| The data |
┄┄┄┄┄┄┄┄┄┄┄┄┄┄┄┄┄┄┄┄

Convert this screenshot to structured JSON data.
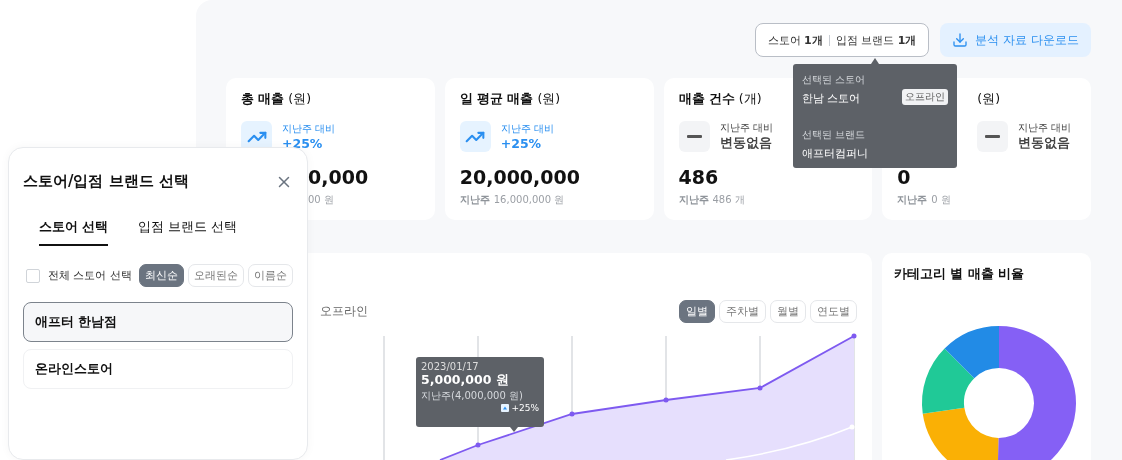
{
  "toolbar": {
    "selection_summary": {
      "store_label": "스토어",
      "store_count": "1개",
      "brand_label": "입점 브랜드",
      "brand_count": "1개"
    },
    "download_button": "분석 자료 다운로드"
  },
  "selection_popover": {
    "store_heading": "선택된 스토어",
    "store_name": "한남 스토어",
    "store_badge": "오프라인",
    "brand_heading": "선택된 브랜드",
    "brand_name": "애프터컴퍼니"
  },
  "metric_cards": [
    {
      "title": "총 매출",
      "unit": "(원)",
      "change_label": "지난주 대비",
      "change_value": "+25%",
      "kind": "up",
      "covered": true,
      "value": "0,000",
      "previous_value": "00 원"
    },
    {
      "title": "일 평균 매출",
      "unit": "(원)",
      "change_label": "지난주 대비",
      "change_value": "+25%",
      "kind": "up",
      "covered": false,
      "value": "20,000,000",
      "previous_label": "지난주",
      "previous_value": "16,000,000 원"
    },
    {
      "title": "매출 건수",
      "unit": "(개)",
      "change_label": "지난주 대비",
      "change_value": "변동없음",
      "kind": "flat",
      "covered": false,
      "value": "486",
      "previous_label": "지난주",
      "previous_value": "486 개"
    },
    {
      "unit": "(원)",
      "change_label": "지난주 대비",
      "change_value": "변동없음",
      "kind": "flat",
      "covered": true,
      "value": "0",
      "previous_label": "지난주",
      "previous_value": "0 원"
    }
  ],
  "sales_chart": {
    "legend": "오프라인",
    "periods": [
      {
        "label": "일별",
        "selected": true
      },
      {
        "label": "주차별",
        "selected": false
      },
      {
        "label": "월별",
        "selected": false
      },
      {
        "label": "연도별",
        "selected": false
      }
    ],
    "tooltip": {
      "date": "2023/01/17",
      "value": "5,000,000 원",
      "previous": "지난주(4,000,000 원)",
      "change": "+25%"
    }
  },
  "category_chart": {
    "title": "카테고리 별 매출 비율"
  },
  "selection_dialog": {
    "title": "스토어/입점 브랜드 선택",
    "tabs": [
      {
        "label": "스토어 선택",
        "selected": true
      },
      {
        "label": "입점 브랜드 선택",
        "selected": false
      }
    ],
    "select_all": {
      "label": "전체 스토어 선택",
      "checked": false
    },
    "sort_options": [
      {
        "label": "최신순",
        "selected": true
      },
      {
        "label": "오래된순",
        "selected": false
      },
      {
        "label": "이름순",
        "selected": false
      }
    ],
    "stores": [
      {
        "name": "애프터 한남점",
        "selected": true
      },
      {
        "name": "온라인스토어",
        "selected": false
      }
    ]
  }
}
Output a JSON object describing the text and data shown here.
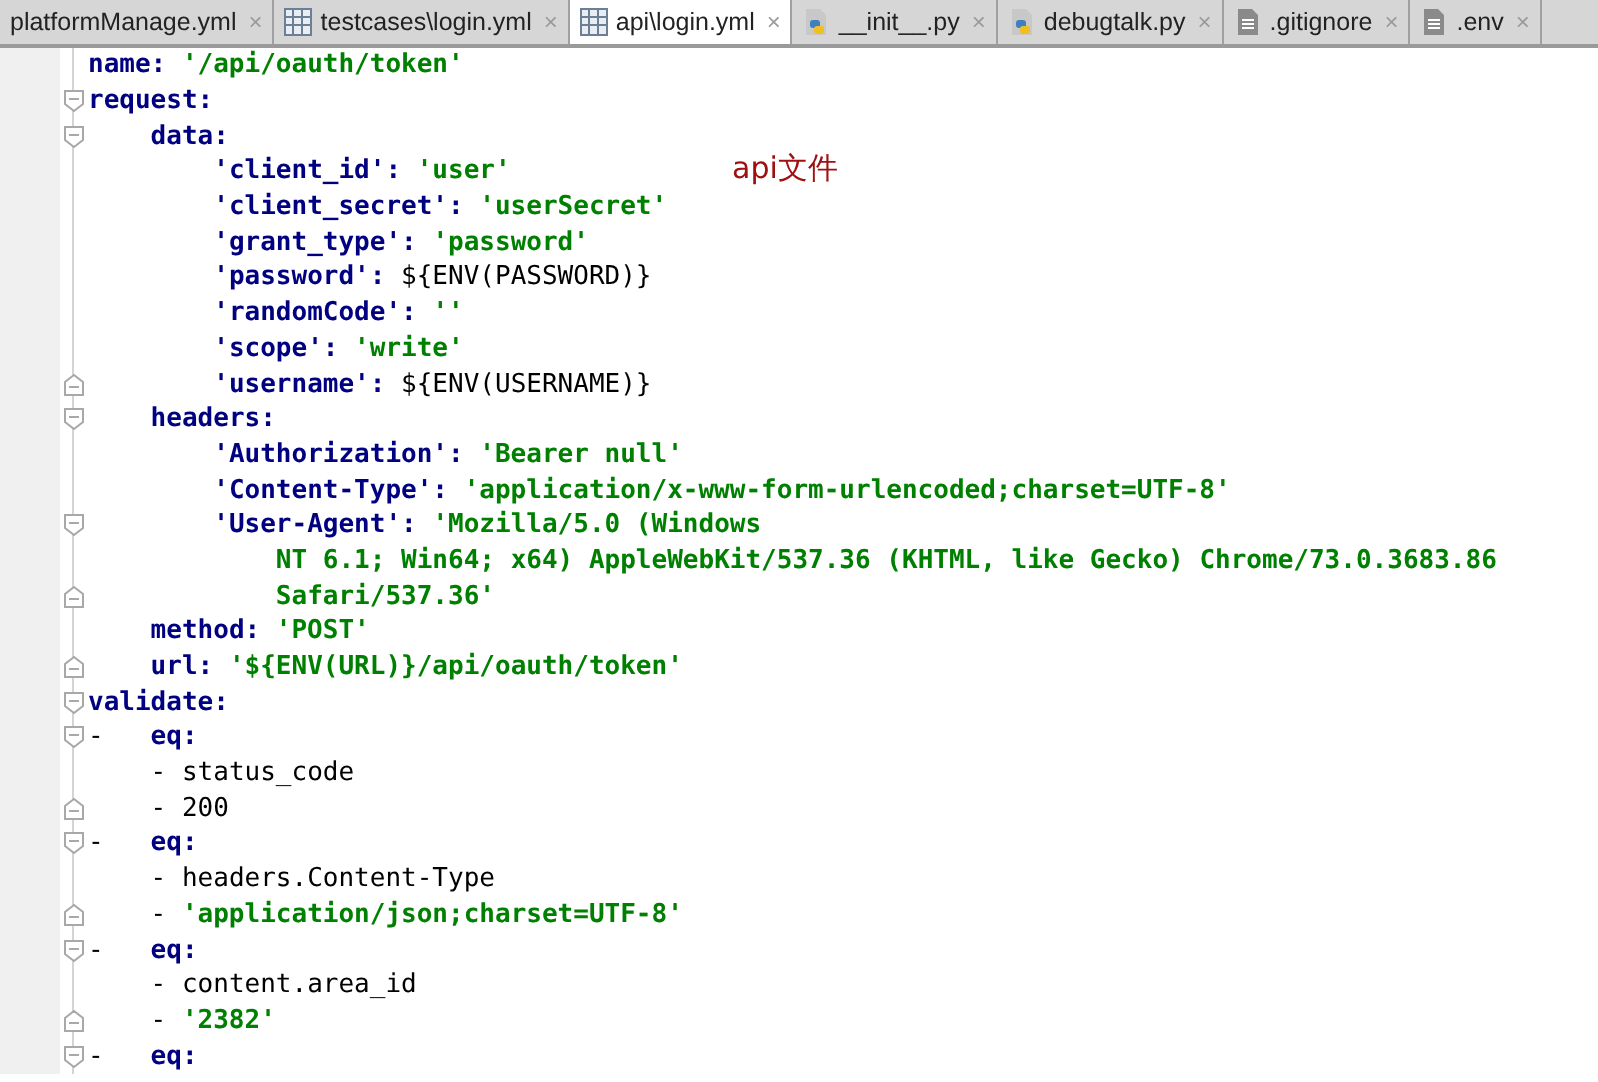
{
  "tabs": [
    {
      "label": "platformManage.yml",
      "kind": "plain",
      "close": "×",
      "selected": false
    },
    {
      "label": "testcases\\login.yml",
      "kind": "table",
      "close": "×",
      "selected": false
    },
    {
      "label": "api\\login.yml",
      "kind": "table",
      "close": "×",
      "selected": true
    },
    {
      "label": "__init__.py",
      "kind": "python",
      "close": "×",
      "selected": false
    },
    {
      "label": "debugtalk.py",
      "kind": "python",
      "close": "×",
      "selected": false
    },
    {
      "label": ".gitignore",
      "kind": "text",
      "close": "×",
      "selected": false
    },
    {
      "label": ".env",
      "kind": "text",
      "close": "×",
      "selected": false
    }
  ],
  "annotation": "api文件",
  "lines": [
    {
      "kind": "plain",
      "tokens": [
        {
          "kind": "key",
          "text": "name:"
        },
        {
          "kind": "str",
          "text": "'/api/oauth/token'"
        }
      ]
    },
    {
      "kind": "opener",
      "tokens": [
        {
          "kind": "key",
          "text": "request:"
        }
      ]
    },
    {
      "kind": "opener",
      "tokens": [
        {
          "kind": "key",
          "text": "    data:"
        }
      ]
    },
    {
      "kind": "plain",
      "tokens": [
        {
          "kind": "key",
          "text": "        'client_id':"
        },
        {
          "kind": "str",
          "text": "'user'"
        }
      ]
    },
    {
      "kind": "plain",
      "tokens": [
        {
          "kind": "key",
          "text": "        'client_secret':"
        },
        {
          "kind": "str",
          "text": "'userSecret'"
        }
      ]
    },
    {
      "kind": "plain",
      "tokens": [
        {
          "kind": "key",
          "text": "        'grant_type':"
        },
        {
          "kind": "str",
          "text": "'password'"
        }
      ]
    },
    {
      "kind": "plain",
      "tokens": [
        {
          "kind": "key",
          "text": "        'password':"
        },
        {
          "kind": "plain",
          "text": "${ENV(PASSWORD)}"
        }
      ]
    },
    {
      "kind": "plain",
      "tokens": [
        {
          "kind": "key",
          "text": "        'randomCode':"
        },
        {
          "kind": "str",
          "text": "''"
        }
      ]
    },
    {
      "kind": "plain",
      "tokens": [
        {
          "kind": "key",
          "text": "        'scope':"
        },
        {
          "kind": "str",
          "text": "'write'"
        }
      ]
    },
    {
      "kind": "closer",
      "tokens": [
        {
          "kind": "key",
          "text": "        'username':"
        },
        {
          "kind": "plain",
          "text": "${ENV(USERNAME)}"
        }
      ]
    },
    {
      "kind": "opener",
      "tokens": [
        {
          "kind": "key",
          "text": "    headers:"
        }
      ]
    },
    {
      "kind": "plain",
      "tokens": [
        {
          "kind": "key",
          "text": "        'Authorization':"
        },
        {
          "kind": "str",
          "text": "'Bearer null'"
        }
      ]
    },
    {
      "kind": "plain",
      "tokens": [
        {
          "kind": "key",
          "text": "        'Content-Type':"
        },
        {
          "kind": "str",
          "text": "'application/x-www-form-urlencoded;charset=UTF-8'"
        }
      ]
    },
    {
      "kind": "opener",
      "tokens": [
        {
          "kind": "key",
          "text": "        'User-Agent':"
        },
        {
          "kind": "str",
          "text": "'Mozilla/5.0 (Windows"
        }
      ]
    },
    {
      "kind": "plain",
      "tokens": [
        {
          "kind": "str",
          "text": "            NT 6.1; Win64; x64) AppleWebKit/537.36 (KHTML, like Gecko) Chrome/73.0.3683.86"
        }
      ]
    },
    {
      "kind": "closer",
      "tokens": [
        {
          "kind": "str",
          "text": "            Safari/537.36'"
        }
      ]
    },
    {
      "kind": "plain",
      "tokens": [
        {
          "kind": "key",
          "text": "    method:"
        },
        {
          "kind": "str",
          "text": "'POST'"
        }
      ]
    },
    {
      "kind": "closer",
      "tokens": [
        {
          "kind": "key",
          "text": "    url:"
        },
        {
          "kind": "str",
          "text": "'${ENV(URL)}/api/oauth/token'"
        }
      ]
    },
    {
      "kind": "opener",
      "tokens": [
        {
          "kind": "key",
          "text": "validate:"
        }
      ]
    },
    {
      "kind": "opener",
      "tokens": [
        {
          "kind": "dash",
          "text": "-"
        },
        {
          "kind": "key",
          "text": "eq:"
        }
      ]
    },
    {
      "kind": "plain",
      "tokens": [
        {
          "kind": "plain",
          "text": "    - status_code"
        }
      ]
    },
    {
      "kind": "closer",
      "tokens": [
        {
          "kind": "plain",
          "text": "    - 200"
        }
      ]
    },
    {
      "kind": "opener",
      "tokens": [
        {
          "kind": "dash",
          "text": "-"
        },
        {
          "kind": "key",
          "text": "eq:"
        }
      ]
    },
    {
      "kind": "plain",
      "tokens": [
        {
          "kind": "plain",
          "text": "    - headers.Content-Type"
        }
      ]
    },
    {
      "kind": "closer",
      "tokens": [
        {
          "kind": "plain",
          "text": "    -"
        },
        {
          "kind": "str",
          "text": "'application/json;charset=UTF-8'"
        }
      ]
    },
    {
      "kind": "opener",
      "tokens": [
        {
          "kind": "dash",
          "text": "-"
        },
        {
          "kind": "key",
          "text": "eq:"
        }
      ]
    },
    {
      "kind": "plain",
      "tokens": [
        {
          "kind": "plain",
          "text": "    - content.area_id"
        }
      ]
    },
    {
      "kind": "closer",
      "tokens": [
        {
          "kind": "plain",
          "text": "    -"
        },
        {
          "kind": "str",
          "text": "'2382'"
        }
      ]
    },
    {
      "kind": "opener",
      "tokens": [
        {
          "kind": "dash",
          "text": "-"
        },
        {
          "kind": "key",
          "text": "eq:"
        }
      ]
    }
  ]
}
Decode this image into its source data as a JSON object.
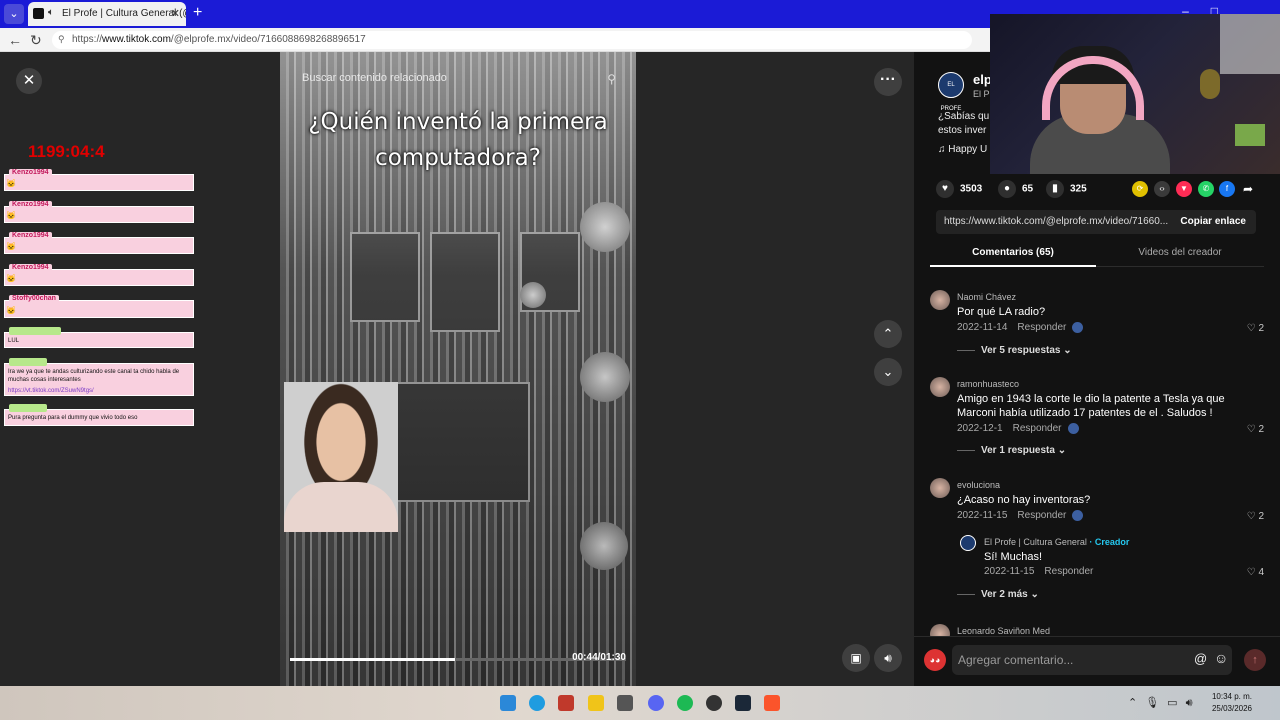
{
  "browser": {
    "tab_title": "El Profe | Cultura General (@e",
    "url_prefix": "https://",
    "url_host": "www.tiktok.com",
    "url_path": "/@elprofe.mx/video/7166088698268896517"
  },
  "overlay": {
    "timer": "1199:04:4",
    "chat": [
      {
        "user": "Kenzo1994",
        "emote": "🐱",
        "text": ""
      },
      {
        "user": "Kenzo1994",
        "emote": "🐱",
        "text": ""
      },
      {
        "user": "Kenzo1994",
        "emote": "🐱",
        "text": ""
      },
      {
        "user": "Kenzo1994",
        "emote": "🐱",
        "text": ""
      },
      {
        "user": "Stoffy00chan",
        "emote": "🐱",
        "text": ""
      },
      {
        "user": "",
        "emote": "",
        "text": "LUL"
      },
      {
        "user": "",
        "emote": "",
        "text": "Ira we ya que te andas culturizando este canal ta chido habla de muchas cosas interesantes",
        "link": "https://vt.tiktok.com/ZSuwN9tgs/"
      },
      {
        "user": "",
        "emote": "",
        "text": "Pura pregunta para el dummy que vivio todo eso"
      }
    ]
  },
  "video": {
    "search_placeholder": "Buscar contenido relacionado",
    "title": "¿Quién inventó la primera computadora?",
    "timecode": "00:44/01:30",
    "progress": 0.49
  },
  "creator": {
    "name": "elp",
    "sub": "El Pr",
    "avatar_text": "EL PROFE",
    "description": "¿Sabías qu estos inver",
    "music": "♫  Happy U"
  },
  "stats": {
    "likes": "3503",
    "comments": "65",
    "saves": "325"
  },
  "link": {
    "url": "https://www.tiktok.com/@elprofe.mx/video/71660...",
    "copy_label": "Copiar enlace"
  },
  "tabs": {
    "comments": "Comentarios (65)",
    "videos": "Videos del creador"
  },
  "comments": [
    {
      "user": "Naomi Chávez",
      "text": "Por qué LA radio?",
      "date": "2022-11-14",
      "reply": "Responder",
      "likes": "2",
      "more": "Ver 5 respuestas ⌄"
    },
    {
      "user": "ramonhuasteco",
      "text": "Amigo en 1943 la corte le dio la patente a Tesla ya que Marconi había utilizado 17 patentes de el . Saludos !",
      "date": "2022-12-1",
      "reply": "Responder",
      "likes": "2",
      "more": "Ver 1 respuesta ⌄"
    },
    {
      "user": "evoluciona",
      "text": "¿Acaso no hay inventoras?",
      "date": "2022-11-15",
      "reply": "Responder",
      "likes": "2",
      "more": "Ver 2 más ⌄"
    },
    {
      "user": "Leonardo Saviñon Med",
      "text": "",
      "date": "",
      "reply": "",
      "likes": "",
      "more": ""
    }
  ],
  "creator_reply": {
    "user": "El Profe | Cultura General",
    "tag": "· Creador",
    "text": "Sí! Muchas!",
    "date": "2022-11-15",
    "reply": "Responder",
    "likes": "4"
  },
  "comment_bar": {
    "placeholder": "Agregar comentario...",
    "at": "@"
  },
  "taskbar": {
    "time": "10:34 p. m.",
    "date": "25/03/2026"
  }
}
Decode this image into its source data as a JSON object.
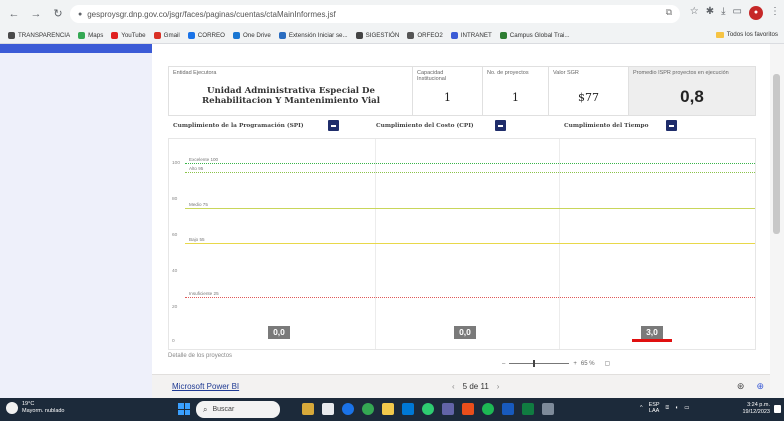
{
  "browser": {
    "url": "gesproysgr.dnp.gov.co/jsgr/faces/paginas/cuentas/ctaMainInformes.jsf",
    "bookmarks": [
      {
        "label": "TRANSPARENCIA",
        "color": "#4a4a4a"
      },
      {
        "label": "Maps",
        "color": "#34a853"
      },
      {
        "label": "YouTube",
        "color": "#e02020"
      },
      {
        "label": "Gmail",
        "color": "#d93025"
      },
      {
        "label": "CORREO",
        "color": "#1a73e8"
      },
      {
        "label": "One Drive",
        "color": "#1976d2"
      },
      {
        "label": "Extensión Iniciar se...",
        "color": "#2a6cc0"
      },
      {
        "label": "SIGESTIÓN",
        "color": "#444444"
      },
      {
        "label": "ORFEO2",
        "color": "#555555"
      },
      {
        "label": "INTRANET",
        "color": "#3b5bd6"
      },
      {
        "label": "Campus Global Trai...",
        "color": "#2e7d32"
      }
    ],
    "other_bookmarks": "Todos los favoritos"
  },
  "report": {
    "entidad_label": "Entidad Ejecutora",
    "entidad_name": "Unidad Administrativa Especial De Rehabilitacion Y Mantenimiento Vial",
    "capacidad_label": "Capacidad Institucional",
    "capacidad_value": "1",
    "proyectos_label": "No. de proyectos",
    "proyectos_value": "1",
    "valor_label": "Valor SGR",
    "valor_value": "$77",
    "promedio_label": "Promedio ISPR proyectos en ejecución",
    "promedio_value": "0,8"
  },
  "indicators": [
    {
      "label": "Cumplimiento de la Programación (SPI)"
    },
    {
      "label": "Cumplimiento del Costo (CPI)"
    },
    {
      "label": "Cumplimiento del Tiempo"
    }
  ],
  "chart_data": {
    "type": "bar",
    "categories": [
      "Cumplimiento de la Programación (SPI)",
      "Cumplimiento del Costo (CPI)",
      "Cumplimiento del Tiempo"
    ],
    "values": [
      0.0,
      0.0,
      3.0
    ],
    "value_labels": [
      "0,0",
      "0,0",
      "3,0"
    ],
    "y_ticks": [
      "100",
      "80",
      "60",
      "40",
      "20",
      "0"
    ],
    "reference_lines": [
      {
        "label": "Excelente 100",
        "value": 100,
        "color": "#39b54a",
        "style": "dotted"
      },
      {
        "label": "Alto 95",
        "value": 95,
        "color": "#8bc34a",
        "style": "dotted"
      },
      {
        "label": "Medio 75",
        "value": 75,
        "color": "#c9d65a",
        "style": "solid"
      },
      {
        "label": "Bajo 55",
        "value": 55,
        "color": "#e8d84a",
        "style": "solid"
      },
      {
        "label": "Insuficiente 25",
        "value": 25,
        "color": "#e05a5a",
        "style": "dotted"
      }
    ]
  },
  "detalle_label": "Detalle de los proyectos",
  "pbi": {
    "link": "Microsoft Power BI",
    "page_info": "5 de 11",
    "zoom": "65 %"
  },
  "taskbar": {
    "temp": "19°C",
    "weather": "Mayorm. nublado",
    "search": "Buscar",
    "lang": "ESP",
    "lang2": "LAA",
    "time": "3:24 p.m.",
    "date": "19/12/2023"
  }
}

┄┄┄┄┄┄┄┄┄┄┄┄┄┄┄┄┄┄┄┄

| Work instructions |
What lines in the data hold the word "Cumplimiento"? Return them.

| Answer to this task |
      "label": "Cumplimiento de la Programación (SPI)"
      "label": "Cumplimiento del Costo (CPI)"
      "label": "Cumplimiento del Tiempo"
      "Cumplimiento de la Programación (SPI)",
      "Cumplimiento del Costo (CPI)",
      "Cumplimiento del Tiempo"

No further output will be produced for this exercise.